British Faction Takes Step Forward
in Push for Glass-Steagall

July 19, 2012 (EIRNS)—In a major step forward, the British Parliament on July 17 set up a new panel to investigate the Libor-rigging crime, which includes three known leading advocates of a return to the Glass-Steagall standard. Officially called the Parliamentary Commission on Banking Standards, the Commission is comprised of 10 members, five of whom come from the House of Lords and five from Commons. The panel will question witnesses under oath and come up with "lessons to be learned about corporate governance, transparency and conflicts of interest, and their implications for regulation and for government policy."

Most prominent among the Glass-Steagall advocates is Lord Nigel Lawson, who served as Chancellor of the Exchequer under Margaret Thatcher from 1983 to 1989. He then left the government, according to the London Guardian, because another Thatcher adviser, Sir Alan Walters, was undermining Lawson's policy for a fixed exchange rate for the pound. He is also known as a leading "climate skeptic."

Conservative Lawson was known previously to EIR to have been for Glass-Steagall. Both Bloomberg today, and Business Week this week cite this fact, noting that he had called for a British version of the Glass-Steagall Act already in 2009.
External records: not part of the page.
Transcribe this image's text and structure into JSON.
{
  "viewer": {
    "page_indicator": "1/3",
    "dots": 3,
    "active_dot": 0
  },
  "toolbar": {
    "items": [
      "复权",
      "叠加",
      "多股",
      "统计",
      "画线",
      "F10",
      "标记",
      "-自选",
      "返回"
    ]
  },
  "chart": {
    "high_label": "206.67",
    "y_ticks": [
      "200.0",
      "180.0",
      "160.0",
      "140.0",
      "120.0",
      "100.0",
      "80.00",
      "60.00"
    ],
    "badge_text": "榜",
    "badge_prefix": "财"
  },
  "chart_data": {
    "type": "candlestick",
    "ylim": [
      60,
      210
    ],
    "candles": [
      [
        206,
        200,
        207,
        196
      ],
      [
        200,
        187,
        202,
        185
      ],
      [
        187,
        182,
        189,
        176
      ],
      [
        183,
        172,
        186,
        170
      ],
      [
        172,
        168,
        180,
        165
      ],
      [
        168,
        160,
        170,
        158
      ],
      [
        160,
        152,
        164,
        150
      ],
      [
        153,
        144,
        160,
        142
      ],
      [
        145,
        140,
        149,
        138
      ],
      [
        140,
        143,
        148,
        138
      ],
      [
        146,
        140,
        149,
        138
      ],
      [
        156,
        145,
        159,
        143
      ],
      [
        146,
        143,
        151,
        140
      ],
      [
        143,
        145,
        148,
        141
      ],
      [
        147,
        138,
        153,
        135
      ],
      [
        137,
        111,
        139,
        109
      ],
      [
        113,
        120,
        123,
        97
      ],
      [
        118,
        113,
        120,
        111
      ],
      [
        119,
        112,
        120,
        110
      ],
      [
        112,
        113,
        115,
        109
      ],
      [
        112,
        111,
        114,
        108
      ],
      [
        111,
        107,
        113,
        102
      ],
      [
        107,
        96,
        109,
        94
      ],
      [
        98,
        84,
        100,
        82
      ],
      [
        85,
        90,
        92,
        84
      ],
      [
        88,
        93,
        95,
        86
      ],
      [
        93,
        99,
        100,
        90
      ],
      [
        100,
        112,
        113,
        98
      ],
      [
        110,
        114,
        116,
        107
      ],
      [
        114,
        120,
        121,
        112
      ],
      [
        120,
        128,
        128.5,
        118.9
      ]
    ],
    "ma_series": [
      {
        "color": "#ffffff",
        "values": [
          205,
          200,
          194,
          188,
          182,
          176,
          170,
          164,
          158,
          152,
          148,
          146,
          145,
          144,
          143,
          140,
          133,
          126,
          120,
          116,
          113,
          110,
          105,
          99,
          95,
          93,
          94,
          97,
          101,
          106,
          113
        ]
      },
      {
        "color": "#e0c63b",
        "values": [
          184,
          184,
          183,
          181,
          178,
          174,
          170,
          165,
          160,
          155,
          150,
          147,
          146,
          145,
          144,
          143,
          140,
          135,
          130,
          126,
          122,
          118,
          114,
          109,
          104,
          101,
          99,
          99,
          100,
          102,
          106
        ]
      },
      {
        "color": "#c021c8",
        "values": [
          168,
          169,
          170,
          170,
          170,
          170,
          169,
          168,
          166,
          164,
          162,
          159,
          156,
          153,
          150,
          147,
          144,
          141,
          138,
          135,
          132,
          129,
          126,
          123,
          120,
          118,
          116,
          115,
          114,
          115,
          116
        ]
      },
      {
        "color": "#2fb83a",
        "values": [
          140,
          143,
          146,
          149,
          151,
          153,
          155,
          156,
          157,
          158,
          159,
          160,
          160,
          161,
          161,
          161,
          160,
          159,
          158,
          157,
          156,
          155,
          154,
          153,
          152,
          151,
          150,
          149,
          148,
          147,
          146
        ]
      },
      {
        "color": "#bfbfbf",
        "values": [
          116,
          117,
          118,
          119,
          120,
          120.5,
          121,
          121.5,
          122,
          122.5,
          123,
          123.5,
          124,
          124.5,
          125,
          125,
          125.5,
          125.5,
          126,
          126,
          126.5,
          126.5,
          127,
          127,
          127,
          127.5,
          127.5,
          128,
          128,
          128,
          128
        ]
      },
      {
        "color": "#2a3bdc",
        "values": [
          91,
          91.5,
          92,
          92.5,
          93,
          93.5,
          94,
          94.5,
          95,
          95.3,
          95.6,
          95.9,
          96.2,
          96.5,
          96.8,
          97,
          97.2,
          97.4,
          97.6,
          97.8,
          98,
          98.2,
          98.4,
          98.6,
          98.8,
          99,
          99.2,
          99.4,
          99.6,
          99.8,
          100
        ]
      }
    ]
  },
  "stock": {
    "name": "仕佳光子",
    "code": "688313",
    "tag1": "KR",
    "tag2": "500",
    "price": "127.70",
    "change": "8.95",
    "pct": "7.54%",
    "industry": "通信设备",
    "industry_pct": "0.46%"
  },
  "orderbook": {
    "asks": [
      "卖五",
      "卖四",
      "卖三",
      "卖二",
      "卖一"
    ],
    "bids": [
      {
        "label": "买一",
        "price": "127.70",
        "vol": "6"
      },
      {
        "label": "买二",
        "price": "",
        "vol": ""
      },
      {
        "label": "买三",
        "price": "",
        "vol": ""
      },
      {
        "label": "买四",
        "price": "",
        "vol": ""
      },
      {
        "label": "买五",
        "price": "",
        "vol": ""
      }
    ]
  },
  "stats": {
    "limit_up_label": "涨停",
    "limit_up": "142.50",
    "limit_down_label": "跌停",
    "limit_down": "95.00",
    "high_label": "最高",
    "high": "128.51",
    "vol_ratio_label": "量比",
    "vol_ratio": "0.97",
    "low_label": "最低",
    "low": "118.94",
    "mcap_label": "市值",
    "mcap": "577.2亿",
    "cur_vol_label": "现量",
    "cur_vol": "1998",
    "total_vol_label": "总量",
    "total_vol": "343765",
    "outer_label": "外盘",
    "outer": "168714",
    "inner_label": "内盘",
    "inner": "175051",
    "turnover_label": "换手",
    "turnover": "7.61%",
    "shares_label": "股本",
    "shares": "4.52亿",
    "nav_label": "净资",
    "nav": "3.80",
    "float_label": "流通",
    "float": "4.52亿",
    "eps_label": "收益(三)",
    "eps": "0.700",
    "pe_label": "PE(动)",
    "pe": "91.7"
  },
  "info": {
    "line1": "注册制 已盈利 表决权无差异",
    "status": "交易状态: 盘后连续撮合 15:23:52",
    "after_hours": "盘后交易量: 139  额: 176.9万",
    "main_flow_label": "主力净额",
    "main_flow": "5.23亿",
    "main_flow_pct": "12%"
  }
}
Also on the Commission are Liberal Democratic MP John Thurso, and Lord John McFall, from Labour, whom Bloomberg describes as "a former chairman of the House of Commons Treasury Committee (under P.M. Gordon Brown-ed.) and another advocate of dividing up banks."

Thurso, also known as John Archibald Sinclair, 3rd Viscount Thurso of the Clan Sinclair, was quoted in the July 1 The Scotsman, criticizing the Vickers report and saying:

"The money that is going in from the high street is going into the City gambling dens instead of being available to be lent to businesses and I think there is no choice now than to, by law, separate investment banking from retail banking."

The Commission is to be chaired by MP Andrew Tyrie, and also includes Mark Garnier MP, the Rt. Hon. Baroness Kramer, Andy Love MP, Pat McFadden MP, the Rt. Hon. Lord Turnbull, and the Rt. Rev. Justin Welby, the Bishop of Durham.